The story of Brother Andrew - God's Smuggler

In 1955, a youthful Dutch missionary attended a worldwide communist youth congress in Poland, which was at that time part of the Soviet bloc. But he wasn’t a communist: he was a Christian. 

His suitcase contained his Bible, a change of clothes and hundreds of leaflets entitled The Way of Salvation, which he planned to give away.

The trip was to change his life and begin a movement that would impact the world. 

Behind the Iron Curtain, he discovered churches that were isolated and alone. They were in desperate need of Bibles, support and prayer. He had found a group of Christians who believed the rest of the world had forgotten them.

One evening during that first visit, he was invited to speak at a Baptist church in Warsaw. He tells the story in his best-selling book God’s Smuggler: “At the end of my little talk the pastor said, ‘We want to thank you for being here. Even if you had not said a word, just seeing you would have meant so much. We feel at times as if we are all alone in our struggle.’”

That young man became known as Brother Andrew. 

His life on the line

At the end of his visit, as he watched thousands of delegates to the Youth Congress marching in a parade, Brother Andrew asked God what He wanted him to do. He opened his Bible and found the passage which he came to see as a mission: “Wake Up! Strengthen what remains and is about to die.” Revelation 3:2

In subsequent years he was to travel many times behind the Iron Curtain, putting his life on the line to smuggle Bibles at the height of the Cold War. His work went on to span many decades and many nations. 

In God’s Smuggler, Brother Andrew’s autobiography chronicling those early years, he describes dangerous border crossings in his blue VW Beetle. It became known as ‘the miracle car’, for its uncanny ability to keep going. He developed a trademark prayer as he smuggled Bibles and Christian literature across the border:

“Lord, in my luggage I have Scripture I want to take to Your children. When You were on earth, You made blind eyes see. Now, I pray, make seeing eyes blind. Do not let the guards see those things You do not want them to see.”

Meeting the need
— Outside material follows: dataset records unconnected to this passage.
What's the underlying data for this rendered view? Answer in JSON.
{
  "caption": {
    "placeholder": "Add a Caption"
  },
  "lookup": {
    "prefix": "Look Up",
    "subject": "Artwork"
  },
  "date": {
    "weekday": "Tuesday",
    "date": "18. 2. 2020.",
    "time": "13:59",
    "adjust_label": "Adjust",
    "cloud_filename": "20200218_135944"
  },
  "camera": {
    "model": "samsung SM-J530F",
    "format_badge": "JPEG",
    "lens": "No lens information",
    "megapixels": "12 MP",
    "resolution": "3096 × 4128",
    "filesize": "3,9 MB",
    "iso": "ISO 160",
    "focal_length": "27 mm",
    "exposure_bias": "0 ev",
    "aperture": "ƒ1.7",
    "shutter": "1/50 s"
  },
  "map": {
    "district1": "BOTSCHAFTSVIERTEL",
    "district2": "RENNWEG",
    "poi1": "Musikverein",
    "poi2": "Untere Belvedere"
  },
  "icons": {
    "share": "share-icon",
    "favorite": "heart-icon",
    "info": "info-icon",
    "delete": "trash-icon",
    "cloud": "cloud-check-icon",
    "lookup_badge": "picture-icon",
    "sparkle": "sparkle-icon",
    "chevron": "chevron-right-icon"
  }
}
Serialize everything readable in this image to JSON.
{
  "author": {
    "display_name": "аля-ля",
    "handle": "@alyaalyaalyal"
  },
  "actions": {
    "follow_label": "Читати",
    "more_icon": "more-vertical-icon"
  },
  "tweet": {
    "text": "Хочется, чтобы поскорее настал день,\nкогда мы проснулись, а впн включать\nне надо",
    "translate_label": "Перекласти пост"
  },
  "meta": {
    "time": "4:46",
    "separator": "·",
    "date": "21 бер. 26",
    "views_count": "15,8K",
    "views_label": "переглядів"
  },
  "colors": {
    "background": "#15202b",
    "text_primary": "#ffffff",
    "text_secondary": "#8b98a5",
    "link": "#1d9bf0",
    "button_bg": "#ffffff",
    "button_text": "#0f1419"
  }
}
As the work grew he was joined by others and began smuggling Bibles to Christians in communist countries. And today, that small Dutch mission has become an international ministry at work in more than 60 nations to strengthen the persecuted church.

Open Doors continues to distribute hundreds of thousands of Bibles and Christian books every year. But we also train and support persecuted Christians in other ways.

“When I first discovered a persecuted church behind the Iron Curtain the need was for Bibles,” said Brother Andrew. “But as our ministry expanded, other needs emerged. 

“In some countries pastors have little or no seminary training. We train them so they can be more effective leaders of their congregations. In other regions Christians are discriminated against, denied education and quality job opportunities. So we can strengthen the church by providing small loans to help Christians start businesses. The needs and the strategies vary from country to country.”

Breaking barriers

Today, the world is changing. The main threat to Christians comes not from communism, but from radical Islam. 

Brother Andrew has travelled extensively in the Islamic world, talking to the leaders of Hamas, Islamic Jihad and Hezbollah. He is among the few Western leaders to regularly travel to the Middle East as an ambassador for Christ to these groups. He also has broken through Christian religious barriers by being invited to speak in Catholic and Coptic Orthodox churches.

Brother Andrew has received many honours and awards. He was knighted by Queen Beatrix of the Netherlands and, in 1997, he received of the World Evangelical Fellowship’s Religious Liberty Award, in recognition of his lifetime service to the persecuted church. 

But perhaps the recognition that pleases him most is the report on his work by the East German Stasi, which he obtained after the fall of the Iron Curtain. There were more than 150 pages about him, detailing his work in the Soviet Union and Eastern Europe. They knew a lot about ‘Brother Andrew’, and yet they were still unable to stop his work.

He often has said, “Our very mission is called ‘Open Doors’ because we literally believe that any door is open, anytime and anywhere. Every door is open to go in and proclaim Christ – as long as you are willing to go and are not worried about coming back.”

Not forgotten

Brother Andrew today

Brother Andrew’s story may be extraordinary. But he himself is always at pains to stress that it was simply because he followed God.

“The real calling,” he has said, “is not to a certain place or career but to everyday obedience. And that call is extended to every Christian, not just a select few.”

He would tell us as he has told many others, “The Bible is full of ordinary people who went to impossible places and did wondrous things simply because they decided to follow Jesus.”

Today, Open Doors has bases and staff all over the world. A new generation continues to smuggle Bibles into regions that are hostile to the faith. They still go wherever needed to show marginalised, isolated and persecuted Christians around the world that they are not forgotten and never alone.

Speak out

In 1955, Brother Andrew risked it all. Today, the charge goes out to Christians across the globe: to commit to pray, give and speak out to support their persecuted family of faith.